Those who just want to lay their eyes on them are in luck. The hike in is about three miles and 3,000 feet of gain and ends at the Conrad Kain Hut, where you can stay a while and stare from the windows of the quaint, cozy hut.
Those who came to climb, your dreams will come true. There’s the Beckey-Chouinard route, a 15-pitch 5.10 that’ll land you on top of South Howser Tower. Or a 10-pitch 5.8 that goes up the Northeast Ridge of Bugaboo Spire and lets you get your hands all over that sexy rock. Both gain thousands of feet and are included in the historic climbing book Fifty Classic Climbs of North America.
Of all the routes to choose from, my partner and I opted to start with Pigeon Spire. It’s one of the most striking mountain out there – black rock with chiselled edges set against white snow – and boasted an easy route with classic views to give us the lay of the land.
It was something of a shotgun trip with less than five days in a place where many Alpinists spend weeks. A short flight to Calgary, several hours in the car and a steep hike in the dark to the hut where we planned to sleep for one night before moving up to the camping area.
Our time was limited but our desire to climb in a world-renowned place was strong.
The couloir typically used to reach Pigeon was out of condition so we had to use the Vowell Glacier instead, adding hours onto the approach. Since both of us are experienced with glacier travel, we opted out of roping up and carefully picked our way across the web of crevasses.

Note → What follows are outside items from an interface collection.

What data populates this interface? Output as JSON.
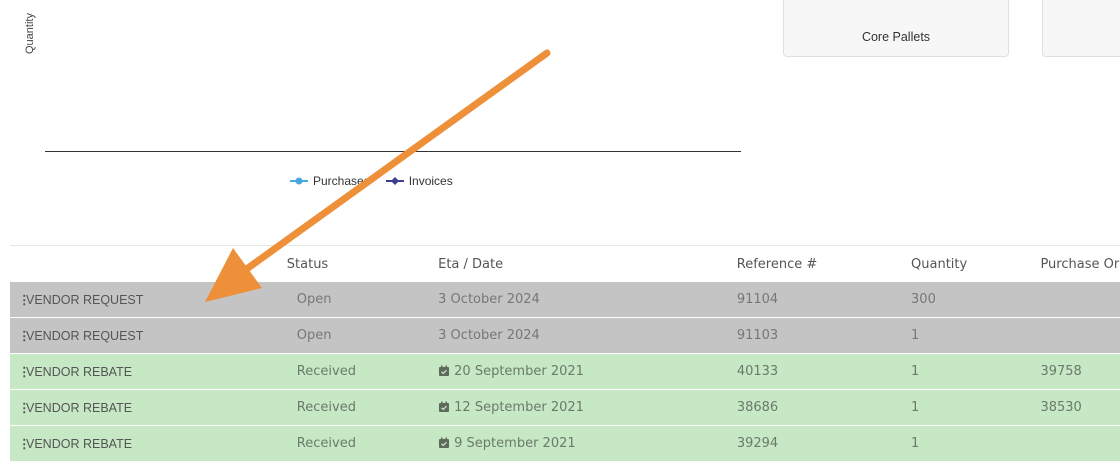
{
  "chart": {
    "y_label": "Quantity",
    "legend": [
      {
        "label": "Purchases",
        "color": "#4aa8e0"
      },
      {
        "label": "Invoices",
        "color": "#3a3f8f"
      }
    ]
  },
  "cards": [
    {
      "label": "Core Pallets"
    },
    {
      "label": ""
    }
  ],
  "table": {
    "headers": [
      "",
      "Status",
      "Eta / Date",
      "Reference #",
      "Quantity",
      "Purchase Or"
    ],
    "rows": [
      {
        "type": "VENDOR REQUEST",
        "status": "Open",
        "date": "3 October 2024",
        "ref": "91104",
        "qty": "300",
        "po": "",
        "style": "grey",
        "icon": false
      },
      {
        "type": "VENDOR REQUEST",
        "status": "Open",
        "date": "3 October 2024",
        "ref": "91103",
        "qty": "1",
        "po": "",
        "style": "grey",
        "icon": false
      },
      {
        "type": "VENDOR REBATE",
        "status": "Received",
        "date": "20 September 2021",
        "ref": "40133",
        "qty": "1",
        "po": "39758",
        "style": "green",
        "icon": true
      },
      {
        "type": "VENDOR REBATE",
        "status": "Received",
        "date": "12 September 2021",
        "ref": "38686",
        "qty": "1",
        "po": "38530",
        "style": "green",
        "icon": true
      },
      {
        "type": "VENDOR REBATE",
        "status": "Received",
        "date": "9 September 2021",
        "ref": "39294",
        "qty": "1",
        "po": "",
        "style": "green",
        "icon": true
      }
    ]
  },
  "annotation": {
    "arrow_color": "#ee8f3a"
  }
}
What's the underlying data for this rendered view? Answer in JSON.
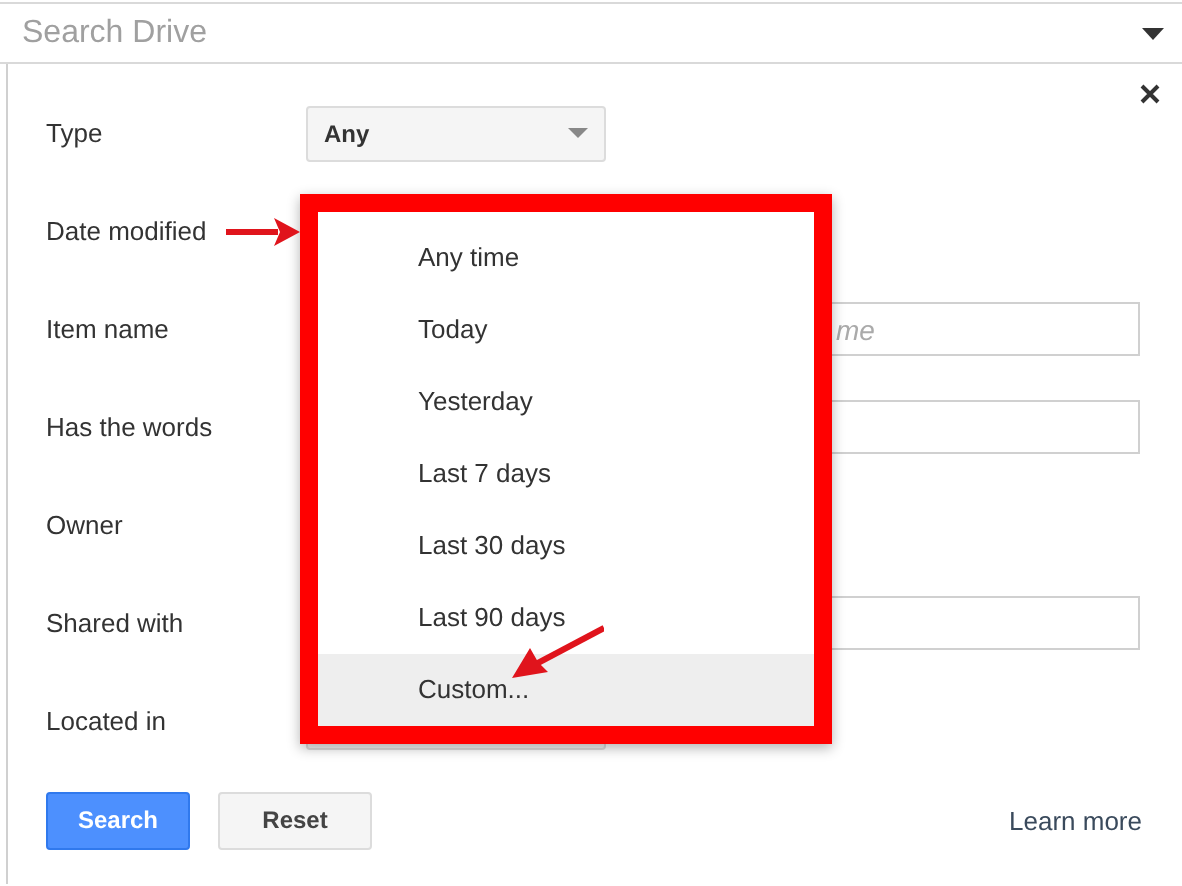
{
  "search": {
    "placeholder": "Search Drive"
  },
  "form": {
    "rows": [
      {
        "label": "Type",
        "kind": "select",
        "value": "Any"
      },
      {
        "label": "Date modified",
        "kind": "covered"
      },
      {
        "label": "Item name",
        "kind": "text",
        "placeholder": "me"
      },
      {
        "label": "Has the words",
        "kind": "text"
      },
      {
        "label": "Owner",
        "kind": "covered"
      },
      {
        "label": "Shared with",
        "kind": "text"
      },
      {
        "label": "Located in",
        "kind": "select"
      }
    ]
  },
  "dropdown": {
    "options": [
      {
        "label": "Any time",
        "selected": false
      },
      {
        "label": "Today",
        "selected": false
      },
      {
        "label": "Yesterday",
        "selected": false
      },
      {
        "label": "Last 7 days",
        "selected": false
      },
      {
        "label": "Last 30 days",
        "selected": false
      },
      {
        "label": "Last 90 days",
        "selected": false
      },
      {
        "label": "Custom...",
        "selected": true
      }
    ]
  },
  "buttons": [
    {
      "label": "Search",
      "kind": "primary"
    },
    {
      "label": "Reset",
      "kind": "secondary"
    }
  ],
  "learn_more": "Learn more"
}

Three hours later, we reached the bottom of the spire and slipped jackets over our sweaty shirts. One of the storms notoriously always brewing in the Bugaboos was hovering within sight and we knew we’d likely get caught in the rain while climbing. Hoping to save time and elevate exhilaration, we again ditched the rope and started ascending.
The West Ridge is rated 5.4 and proved no problem to scramble using just hands and feet. We were atop the first summit in less than 15 minutes and skirted down the slabs toward the saddle, staring up at the next granite rise.

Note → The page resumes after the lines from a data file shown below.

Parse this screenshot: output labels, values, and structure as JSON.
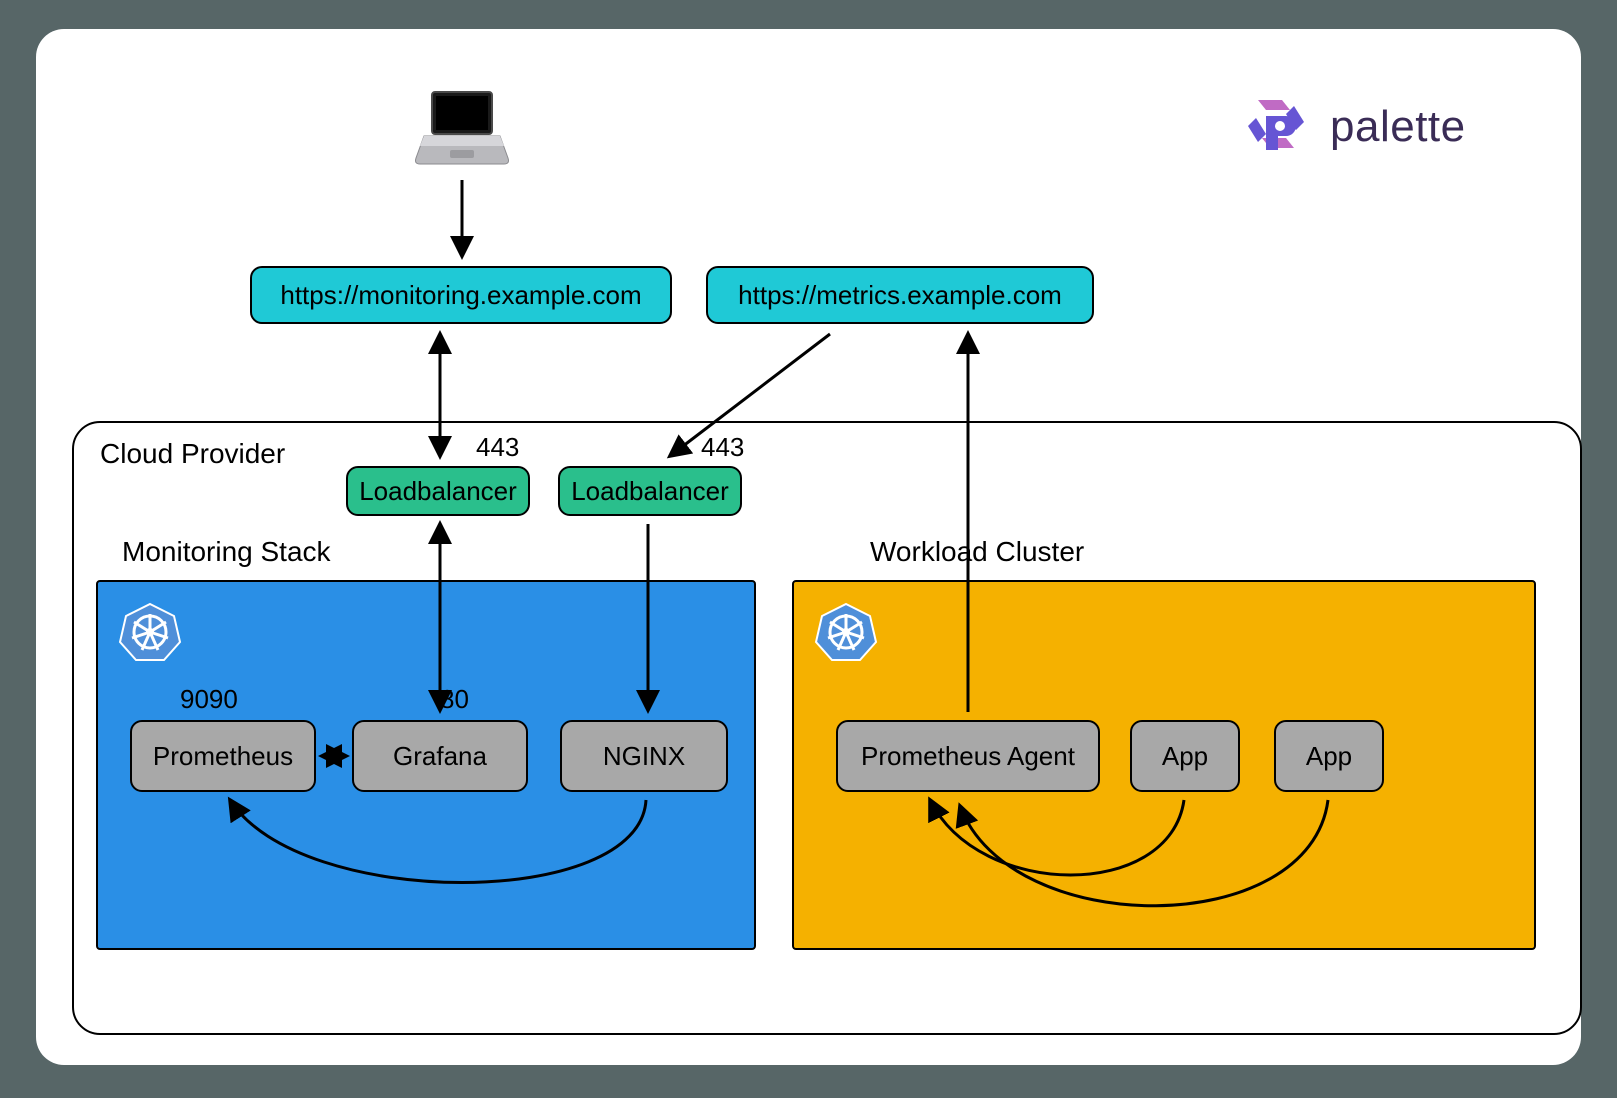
{
  "brand": {
    "name": "palette"
  },
  "urls": {
    "monitoring": "https://monitoring.example.com",
    "metrics": "https://metrics.example.com"
  },
  "cloud": {
    "label": "Cloud Provider"
  },
  "lb": {
    "left": {
      "label": "Loadbalancer",
      "port": "443"
    },
    "right": {
      "label": "Loadbalancer",
      "port": "443"
    }
  },
  "clusters": {
    "monitoring": {
      "label": "Monitoring Stack",
      "services": {
        "prometheus": {
          "label": "Prometheus",
          "port": "9090"
        },
        "grafana": {
          "label": "Grafana",
          "port": "80"
        },
        "nginx": {
          "label": "NGINX"
        }
      }
    },
    "workload": {
      "label": "Workload Cluster",
      "services": {
        "agent": {
          "label": "Prometheus Agent"
        },
        "app1": {
          "label": "App"
        },
        "app2": {
          "label": "App"
        }
      }
    }
  },
  "icons": {
    "laptop": "laptop-icon",
    "k8s": "kubernetes-icon",
    "palette": "palette-logo-icon"
  }
}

It was intimidating. The rock looked steep and blank and I considered for a minute pulling out a rope. But then I remembered what veteran climbers told me: the rock lays down for you. And so it did.
We literally walked up the section that had moments before given me pause, then started across an exposed ridge that would terrify anybody who doesn’t love heights. The second summit was ours.

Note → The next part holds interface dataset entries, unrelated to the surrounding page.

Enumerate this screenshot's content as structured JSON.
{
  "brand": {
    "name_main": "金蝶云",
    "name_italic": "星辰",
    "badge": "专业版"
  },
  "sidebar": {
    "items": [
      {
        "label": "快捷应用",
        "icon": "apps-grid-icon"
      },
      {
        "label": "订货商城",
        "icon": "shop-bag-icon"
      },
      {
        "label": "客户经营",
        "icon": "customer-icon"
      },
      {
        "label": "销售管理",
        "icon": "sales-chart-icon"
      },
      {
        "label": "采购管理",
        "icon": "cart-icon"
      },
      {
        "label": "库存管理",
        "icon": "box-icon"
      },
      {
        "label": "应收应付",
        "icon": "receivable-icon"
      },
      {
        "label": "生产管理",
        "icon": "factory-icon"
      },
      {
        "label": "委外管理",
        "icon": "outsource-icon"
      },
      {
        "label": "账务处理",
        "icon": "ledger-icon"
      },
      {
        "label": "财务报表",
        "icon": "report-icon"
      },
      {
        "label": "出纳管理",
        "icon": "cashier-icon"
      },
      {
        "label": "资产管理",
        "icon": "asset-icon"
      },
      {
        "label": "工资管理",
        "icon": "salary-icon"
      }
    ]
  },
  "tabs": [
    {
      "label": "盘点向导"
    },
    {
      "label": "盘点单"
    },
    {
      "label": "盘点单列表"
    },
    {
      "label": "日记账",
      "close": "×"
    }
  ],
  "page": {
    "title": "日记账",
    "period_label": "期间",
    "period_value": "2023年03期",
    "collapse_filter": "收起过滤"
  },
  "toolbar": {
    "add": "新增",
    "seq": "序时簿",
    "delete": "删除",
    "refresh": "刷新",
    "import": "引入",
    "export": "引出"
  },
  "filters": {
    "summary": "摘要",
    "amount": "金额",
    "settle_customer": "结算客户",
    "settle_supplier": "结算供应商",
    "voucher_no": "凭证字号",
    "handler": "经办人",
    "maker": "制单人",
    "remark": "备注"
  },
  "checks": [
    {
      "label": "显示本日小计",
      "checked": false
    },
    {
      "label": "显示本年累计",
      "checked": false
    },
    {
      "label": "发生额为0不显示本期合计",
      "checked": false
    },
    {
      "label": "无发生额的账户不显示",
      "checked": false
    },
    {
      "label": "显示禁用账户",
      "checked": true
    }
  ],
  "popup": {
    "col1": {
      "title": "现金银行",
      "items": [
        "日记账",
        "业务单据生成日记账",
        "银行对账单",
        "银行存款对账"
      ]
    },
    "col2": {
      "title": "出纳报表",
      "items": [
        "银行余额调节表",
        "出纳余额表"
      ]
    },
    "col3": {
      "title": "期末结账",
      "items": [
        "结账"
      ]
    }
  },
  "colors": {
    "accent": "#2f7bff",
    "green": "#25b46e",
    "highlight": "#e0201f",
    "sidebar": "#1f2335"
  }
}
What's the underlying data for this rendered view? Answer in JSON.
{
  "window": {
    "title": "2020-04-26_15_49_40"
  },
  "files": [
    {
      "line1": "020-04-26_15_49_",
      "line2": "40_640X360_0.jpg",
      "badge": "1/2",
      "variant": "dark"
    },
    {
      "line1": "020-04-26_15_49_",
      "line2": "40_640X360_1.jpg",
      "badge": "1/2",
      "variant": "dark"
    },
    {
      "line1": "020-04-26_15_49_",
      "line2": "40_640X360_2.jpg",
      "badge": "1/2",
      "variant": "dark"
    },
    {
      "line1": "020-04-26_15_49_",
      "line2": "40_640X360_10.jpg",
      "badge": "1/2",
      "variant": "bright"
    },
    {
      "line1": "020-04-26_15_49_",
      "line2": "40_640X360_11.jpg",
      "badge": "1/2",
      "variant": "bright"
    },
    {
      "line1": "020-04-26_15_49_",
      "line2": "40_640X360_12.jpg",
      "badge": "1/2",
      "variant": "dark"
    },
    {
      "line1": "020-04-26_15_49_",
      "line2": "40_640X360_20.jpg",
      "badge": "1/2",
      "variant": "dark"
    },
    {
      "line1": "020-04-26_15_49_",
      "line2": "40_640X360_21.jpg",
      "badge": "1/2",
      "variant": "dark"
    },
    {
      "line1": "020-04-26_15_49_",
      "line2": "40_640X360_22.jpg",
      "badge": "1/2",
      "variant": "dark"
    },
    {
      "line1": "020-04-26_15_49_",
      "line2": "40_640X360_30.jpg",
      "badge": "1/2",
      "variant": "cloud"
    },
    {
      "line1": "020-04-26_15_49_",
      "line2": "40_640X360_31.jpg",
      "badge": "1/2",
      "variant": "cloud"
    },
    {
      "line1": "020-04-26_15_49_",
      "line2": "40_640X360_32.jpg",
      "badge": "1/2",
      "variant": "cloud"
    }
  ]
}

Watching the clouds turn gray and move closer, we traversed to a chimney, shimmied up to a cool hand rail and tagged the summit. Then we bundled deeper into our jackets and stared in awe at the 360 degree views of magnificent spires, alluring glaciers and our camp, so close and yet so far.
We needed more time.
Written by Stacia Glenn.